If nothing else, Dave Wischnowsky is an Illinois boy. Raised in Bourbonnais, educated at the University of Illinois and bred on sports in the Land of Lincoln, he now resides on Chicago’s North Side, just blocks from Wrigley Field. Formerly a reporter and blogger for the Chicago Tribune, Dave currently writes a syndicated column, The Wisch List, which you can check out via his blog at wischlist.com. Follow him on Twitter at @wischlist.
Sitting 15 games out of first place, the Chicago Cubs couldn’t be much further from a world championship right now if they were, well, living on a different planet.
And this I know, as well: The Blackhawks now own Chicago. Truly they do.
Over the years, Chicago has seen a lot of bad baseball.
He arrived in Miami predicting “Not one, not two, not three, not four, not five, not six, not seven” NBA championships, which leaves us to assume that LeBron James bolted Cleveland for South Beach to win eight crowns with the Heat.
With Lunt now officially an Illini, however, Beckman has in his program a quarterback who’s probably Illinois’ best – on paper, at least – since former pro Kurt Kittner. But the looming question hanging above Lunt’s transfer is will Beckman ever get a chance to actually coach the QB in a real game?
Remarkably, for the third year in a row, the Windy City is home to the No. 1 high school basketball player in America, with rising Whitney Young senior Jahlil Okafor following in the large footsteps of prior Public League phenoms Jabari Parker (2013) and Anthony Davis (2012).
The Ghost hasn’t galloped in Champaign since 1925. But come August, Red Grange will be back. In spirit, at least.
The Chicago Bears are retiring the retirement of numbers.
What I’m instead wondering today is what Bryant’s presence might mean for Starlin Castro’s future. Because from my view, the arrival of a stud third base prospect very much could impact the fate of the Cubs’ 23-year-old shortstop – and not just because he might stand next to him on the field.

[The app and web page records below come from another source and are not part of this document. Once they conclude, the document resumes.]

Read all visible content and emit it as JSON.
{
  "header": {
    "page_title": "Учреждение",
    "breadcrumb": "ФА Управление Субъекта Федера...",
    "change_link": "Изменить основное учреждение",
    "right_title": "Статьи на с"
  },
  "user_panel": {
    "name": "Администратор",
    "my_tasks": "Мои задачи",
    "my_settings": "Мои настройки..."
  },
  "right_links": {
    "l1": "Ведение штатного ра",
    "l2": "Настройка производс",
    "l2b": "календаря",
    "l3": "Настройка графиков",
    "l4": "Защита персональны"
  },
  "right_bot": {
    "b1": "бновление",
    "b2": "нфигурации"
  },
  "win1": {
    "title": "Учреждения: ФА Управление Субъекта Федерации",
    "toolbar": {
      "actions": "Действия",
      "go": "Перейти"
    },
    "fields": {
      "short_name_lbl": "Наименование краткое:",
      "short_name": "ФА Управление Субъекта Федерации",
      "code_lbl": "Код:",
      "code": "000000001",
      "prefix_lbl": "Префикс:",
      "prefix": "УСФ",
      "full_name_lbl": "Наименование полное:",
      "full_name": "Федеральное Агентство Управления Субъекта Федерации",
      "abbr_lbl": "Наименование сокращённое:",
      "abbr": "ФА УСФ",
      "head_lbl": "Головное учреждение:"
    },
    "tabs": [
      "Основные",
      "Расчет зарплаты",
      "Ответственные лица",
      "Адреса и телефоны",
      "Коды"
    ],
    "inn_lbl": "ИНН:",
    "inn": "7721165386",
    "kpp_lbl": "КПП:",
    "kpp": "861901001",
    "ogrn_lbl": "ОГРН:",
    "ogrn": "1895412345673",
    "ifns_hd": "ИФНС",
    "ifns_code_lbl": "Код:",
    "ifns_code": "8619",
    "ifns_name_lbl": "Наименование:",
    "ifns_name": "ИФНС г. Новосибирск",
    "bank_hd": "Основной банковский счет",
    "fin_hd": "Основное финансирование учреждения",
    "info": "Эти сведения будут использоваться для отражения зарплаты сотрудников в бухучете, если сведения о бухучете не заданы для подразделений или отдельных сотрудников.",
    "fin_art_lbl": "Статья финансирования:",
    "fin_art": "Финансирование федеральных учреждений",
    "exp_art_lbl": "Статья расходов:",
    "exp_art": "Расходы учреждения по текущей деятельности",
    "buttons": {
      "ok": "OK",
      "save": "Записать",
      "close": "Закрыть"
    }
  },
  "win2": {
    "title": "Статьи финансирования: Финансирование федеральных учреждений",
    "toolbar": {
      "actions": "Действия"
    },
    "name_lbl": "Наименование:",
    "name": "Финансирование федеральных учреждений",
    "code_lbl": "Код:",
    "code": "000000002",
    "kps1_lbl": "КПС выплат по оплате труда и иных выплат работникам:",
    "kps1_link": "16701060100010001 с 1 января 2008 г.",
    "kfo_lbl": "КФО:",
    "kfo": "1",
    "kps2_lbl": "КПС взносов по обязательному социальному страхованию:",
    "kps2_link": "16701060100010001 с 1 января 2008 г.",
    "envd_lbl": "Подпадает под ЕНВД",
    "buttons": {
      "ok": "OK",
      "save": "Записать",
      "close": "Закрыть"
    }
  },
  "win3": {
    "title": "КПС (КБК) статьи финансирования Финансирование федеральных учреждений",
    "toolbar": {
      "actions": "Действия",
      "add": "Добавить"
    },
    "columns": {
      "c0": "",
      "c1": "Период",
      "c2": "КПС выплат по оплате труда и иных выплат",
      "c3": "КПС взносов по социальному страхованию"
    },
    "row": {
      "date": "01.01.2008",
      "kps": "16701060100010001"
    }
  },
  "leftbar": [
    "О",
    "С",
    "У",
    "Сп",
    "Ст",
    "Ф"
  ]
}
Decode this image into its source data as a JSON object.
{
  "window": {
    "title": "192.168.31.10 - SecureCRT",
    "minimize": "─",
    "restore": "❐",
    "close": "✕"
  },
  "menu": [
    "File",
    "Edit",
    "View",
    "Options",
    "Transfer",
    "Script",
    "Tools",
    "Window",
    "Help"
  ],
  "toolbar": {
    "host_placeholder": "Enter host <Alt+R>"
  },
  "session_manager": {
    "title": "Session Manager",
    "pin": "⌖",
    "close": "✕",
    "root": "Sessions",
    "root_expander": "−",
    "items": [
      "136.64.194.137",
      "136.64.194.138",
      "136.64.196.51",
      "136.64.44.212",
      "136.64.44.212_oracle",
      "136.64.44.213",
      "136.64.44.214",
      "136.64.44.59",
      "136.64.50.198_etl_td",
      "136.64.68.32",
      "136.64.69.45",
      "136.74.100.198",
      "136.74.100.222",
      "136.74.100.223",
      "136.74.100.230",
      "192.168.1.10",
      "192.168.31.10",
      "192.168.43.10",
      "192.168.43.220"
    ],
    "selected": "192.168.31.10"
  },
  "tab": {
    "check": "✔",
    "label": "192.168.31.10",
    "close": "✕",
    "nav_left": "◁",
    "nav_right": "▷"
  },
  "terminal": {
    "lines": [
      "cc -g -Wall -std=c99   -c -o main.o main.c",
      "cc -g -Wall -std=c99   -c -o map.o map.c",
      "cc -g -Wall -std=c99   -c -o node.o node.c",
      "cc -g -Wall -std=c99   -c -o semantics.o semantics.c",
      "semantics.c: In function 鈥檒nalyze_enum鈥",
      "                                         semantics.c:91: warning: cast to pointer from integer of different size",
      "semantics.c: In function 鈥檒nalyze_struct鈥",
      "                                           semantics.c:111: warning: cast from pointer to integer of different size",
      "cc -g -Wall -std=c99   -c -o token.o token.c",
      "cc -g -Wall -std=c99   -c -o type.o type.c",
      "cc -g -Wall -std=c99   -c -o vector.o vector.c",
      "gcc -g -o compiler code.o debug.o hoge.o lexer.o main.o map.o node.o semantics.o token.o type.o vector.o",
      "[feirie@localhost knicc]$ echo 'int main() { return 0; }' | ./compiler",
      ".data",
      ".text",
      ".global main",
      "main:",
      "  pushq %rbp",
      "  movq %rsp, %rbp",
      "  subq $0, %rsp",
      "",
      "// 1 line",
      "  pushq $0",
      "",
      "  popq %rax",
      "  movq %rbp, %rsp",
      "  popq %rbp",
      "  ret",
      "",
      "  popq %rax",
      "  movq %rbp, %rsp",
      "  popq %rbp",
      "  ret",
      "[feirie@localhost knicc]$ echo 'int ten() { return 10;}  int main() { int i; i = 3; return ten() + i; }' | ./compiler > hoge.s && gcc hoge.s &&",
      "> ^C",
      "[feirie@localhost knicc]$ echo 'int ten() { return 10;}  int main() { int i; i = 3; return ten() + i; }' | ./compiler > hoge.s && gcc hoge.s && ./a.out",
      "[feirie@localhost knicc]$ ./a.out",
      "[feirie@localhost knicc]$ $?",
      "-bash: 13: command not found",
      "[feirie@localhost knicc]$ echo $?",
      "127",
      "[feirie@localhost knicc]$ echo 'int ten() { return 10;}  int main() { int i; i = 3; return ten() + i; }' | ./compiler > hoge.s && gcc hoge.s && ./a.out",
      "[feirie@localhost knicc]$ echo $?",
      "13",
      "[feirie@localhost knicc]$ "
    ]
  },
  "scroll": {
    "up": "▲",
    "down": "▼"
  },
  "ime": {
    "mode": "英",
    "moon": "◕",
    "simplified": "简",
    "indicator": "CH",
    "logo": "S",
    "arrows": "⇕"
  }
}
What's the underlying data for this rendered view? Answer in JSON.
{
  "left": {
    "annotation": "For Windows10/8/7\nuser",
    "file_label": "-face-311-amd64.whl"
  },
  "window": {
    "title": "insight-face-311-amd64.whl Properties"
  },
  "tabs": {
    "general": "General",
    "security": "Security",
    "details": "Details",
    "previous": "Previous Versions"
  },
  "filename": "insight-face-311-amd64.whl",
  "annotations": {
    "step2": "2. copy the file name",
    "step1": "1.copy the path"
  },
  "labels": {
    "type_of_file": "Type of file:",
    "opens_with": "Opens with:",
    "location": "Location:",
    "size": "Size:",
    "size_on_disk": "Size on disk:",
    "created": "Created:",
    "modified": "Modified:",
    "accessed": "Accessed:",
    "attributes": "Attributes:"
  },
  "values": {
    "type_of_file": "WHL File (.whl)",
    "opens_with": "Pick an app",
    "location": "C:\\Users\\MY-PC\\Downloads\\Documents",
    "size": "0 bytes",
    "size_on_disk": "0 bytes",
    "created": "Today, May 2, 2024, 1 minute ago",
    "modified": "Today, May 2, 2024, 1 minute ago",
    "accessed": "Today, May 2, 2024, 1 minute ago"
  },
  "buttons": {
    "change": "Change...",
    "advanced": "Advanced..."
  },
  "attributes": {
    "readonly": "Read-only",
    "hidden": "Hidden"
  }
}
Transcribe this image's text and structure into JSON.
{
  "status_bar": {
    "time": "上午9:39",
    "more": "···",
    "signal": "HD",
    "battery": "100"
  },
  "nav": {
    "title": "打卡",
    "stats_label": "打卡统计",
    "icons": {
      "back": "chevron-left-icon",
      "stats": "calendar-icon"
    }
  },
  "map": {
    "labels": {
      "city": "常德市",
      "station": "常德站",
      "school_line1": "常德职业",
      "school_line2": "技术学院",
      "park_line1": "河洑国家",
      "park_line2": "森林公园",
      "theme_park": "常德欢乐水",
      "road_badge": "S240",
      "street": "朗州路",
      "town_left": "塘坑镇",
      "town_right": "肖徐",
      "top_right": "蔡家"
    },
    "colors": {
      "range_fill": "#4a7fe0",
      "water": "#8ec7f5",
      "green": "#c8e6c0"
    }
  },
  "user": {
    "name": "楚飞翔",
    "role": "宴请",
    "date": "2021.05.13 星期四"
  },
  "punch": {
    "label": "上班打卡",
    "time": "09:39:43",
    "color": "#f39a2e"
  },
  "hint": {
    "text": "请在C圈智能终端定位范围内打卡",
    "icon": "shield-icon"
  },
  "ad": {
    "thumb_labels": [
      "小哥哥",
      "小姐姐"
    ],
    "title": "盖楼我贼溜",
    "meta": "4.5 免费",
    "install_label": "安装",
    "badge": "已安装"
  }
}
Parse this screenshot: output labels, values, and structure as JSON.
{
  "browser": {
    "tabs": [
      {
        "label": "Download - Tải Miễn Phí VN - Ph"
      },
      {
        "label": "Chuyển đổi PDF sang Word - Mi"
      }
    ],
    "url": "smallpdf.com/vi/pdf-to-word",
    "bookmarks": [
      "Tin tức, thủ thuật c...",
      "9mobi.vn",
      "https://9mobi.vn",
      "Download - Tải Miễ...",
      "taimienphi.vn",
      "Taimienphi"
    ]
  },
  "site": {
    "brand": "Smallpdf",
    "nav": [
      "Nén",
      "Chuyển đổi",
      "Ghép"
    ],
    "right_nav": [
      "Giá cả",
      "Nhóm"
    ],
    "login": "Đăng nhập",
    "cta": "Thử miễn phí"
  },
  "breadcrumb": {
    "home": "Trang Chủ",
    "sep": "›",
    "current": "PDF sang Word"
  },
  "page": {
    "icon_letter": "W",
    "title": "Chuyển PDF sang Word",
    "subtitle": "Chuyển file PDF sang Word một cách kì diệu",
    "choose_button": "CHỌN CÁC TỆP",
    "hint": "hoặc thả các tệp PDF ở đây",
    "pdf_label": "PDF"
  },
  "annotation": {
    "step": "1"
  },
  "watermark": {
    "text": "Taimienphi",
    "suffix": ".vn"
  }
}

In the entire country, there is no nonconference college basketball rivalry better than Illinois-Missouri. But in all of America, there was no nonconference college football rivalry worse than Illinois-Missouri.
In light of those issues, what might be the wisest thing for MLB to do is to work with the NCAA to help college baseball secure a legitimate television contract to broadcast the sport on a national level.
The Illinois administration long ago should have worked to turn the Chief into something better, broader and more beneficial. It didn’t.
When it comes to numbers, I don’t trust the city of Chicago.
Over the past few years – and months – Notre Dame has taken its share of big hits. But what the university hasn’t taken is big responsibility.
The signs around campus still read “University of Illinois,” but right now the place is going by a different name: Transfer Central.
Here are five Windy City athletes who looked the weirdest playing for a team other than the one they’re best known for.
The only thing that is certain for Bears this season is that one eye will be on Jay – and the other on the future – throughout 2013.
In any case, however, the question of who ultimately foots the bill isn’t the one I’m interested in delving into today. Rather, it’s this: Is DePaul’s new arena actually a good thing for its students?
In many ways, LeBron, Wade & Co. strikes me as Chicago’s new version of the Detroit Pistons’ “Bad Boys,” the hated mountain that the Michael Jordan-era Bulls once had to climb. And while losing to the Heat again is disappointing indeed, just like with the Pistons, this series loss will only make victory all the sweeter when the Bulls finally do beat them.
So, Mayor Rahm Emanuel reportedly has a $300 million plan to build new basketball arena at McCormick Place and bring the DePaul Blue Demons back into the city after more than 30 years in Rosemont.